Iran, whose president so routinely delivers near-schizophrenic rants against Israel and predicts its doom that I barely notice it anymore, is now threatening to sue other nations for damaging its reputation.
Iran is threatening to sue countries that it says have damaged its reputation and pushed to have U.N. Security Council involvement in its nuclear program.
Iran is an Islamic theocracy. Islam threatens anyone who doesn't accept its "invitation" to convert with subjugation or death. Iran -- by pursuing nuclear weaponry -- would be acting exactly in accordance with this ethos as a nation, and in all other respects, it does this to the degree it can get away with. Its only possible reason for suing is because some Western nations have a different idea of what constitutes peaceful, civilized behavior than it does, and have the temerity to say so.

This is clearly yet another attempt to export censorship, and as such, it constitutes yet another unwitting confession by Islamic totalitarians that their real enemy is evidence and logic.

No: The GOP is no longer (seen as) a "reliable ally" against statism.

I've seen lots of play given to this bit about Matt Drudge no longer being a "reliable ally" for the GOP.

Much of the power of the GOP comes from people who fell for its reputation -- which it is rightfully losing -- as the party of limited government. (A proper government would act solely to protect individual rights. Many people today vaguely mean "proper" when they say "limited" or "small".)

That being the case, why is everyone acting so surprised that Matt Drudge doesn't slavishly carry water for the likes of John McCain? The man is worse than a Democrat because his conservative "credentials" will blind many voters to the fact that he -- like Obama -- has a best-of-breed, anti-freedom agenda from hell that combines elements from the left and the religious right.

The real question isn't where Matt Drudge's loyalty lies. It's where the loyalty of most conservative activists lies.

Objectivist Roundup

Nick Provenzo has posted the latest Objectivist Roundup over at Rule of Reason.

-- CAV


Burgess Laughlin said...

The people who have caused gasoline prices to rise are generally the same people who support government-owned mass transit. They are seeing their dreams come true.

Try "High gas prices lead to surge in mass transit" on Yahoo News.

Gus Van Horn said...

I had trouble with the link, but here's another story to the same effect.

What's really cute about this is that -- as I saw on the local news a couple of days ago, but can't seem to find on the Internet -- the rising price of diesel is starting to hit transit authorities as contracts that lock in old, lower prices expire.

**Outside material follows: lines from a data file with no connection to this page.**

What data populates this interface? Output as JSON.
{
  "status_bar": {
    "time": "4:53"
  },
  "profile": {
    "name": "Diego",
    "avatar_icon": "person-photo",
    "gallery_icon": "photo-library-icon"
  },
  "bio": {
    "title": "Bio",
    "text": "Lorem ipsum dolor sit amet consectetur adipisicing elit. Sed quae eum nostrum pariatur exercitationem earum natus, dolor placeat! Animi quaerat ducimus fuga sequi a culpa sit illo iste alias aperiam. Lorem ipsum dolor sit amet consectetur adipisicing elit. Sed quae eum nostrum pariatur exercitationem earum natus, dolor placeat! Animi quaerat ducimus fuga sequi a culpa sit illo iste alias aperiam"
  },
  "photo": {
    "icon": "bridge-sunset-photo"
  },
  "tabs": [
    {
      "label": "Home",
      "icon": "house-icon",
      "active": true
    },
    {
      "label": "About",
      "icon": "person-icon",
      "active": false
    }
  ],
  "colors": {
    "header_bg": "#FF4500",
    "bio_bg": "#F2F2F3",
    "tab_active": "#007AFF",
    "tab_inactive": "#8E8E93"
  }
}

So they'll probably get the higher taxes they love so much even without the government taxing emissions.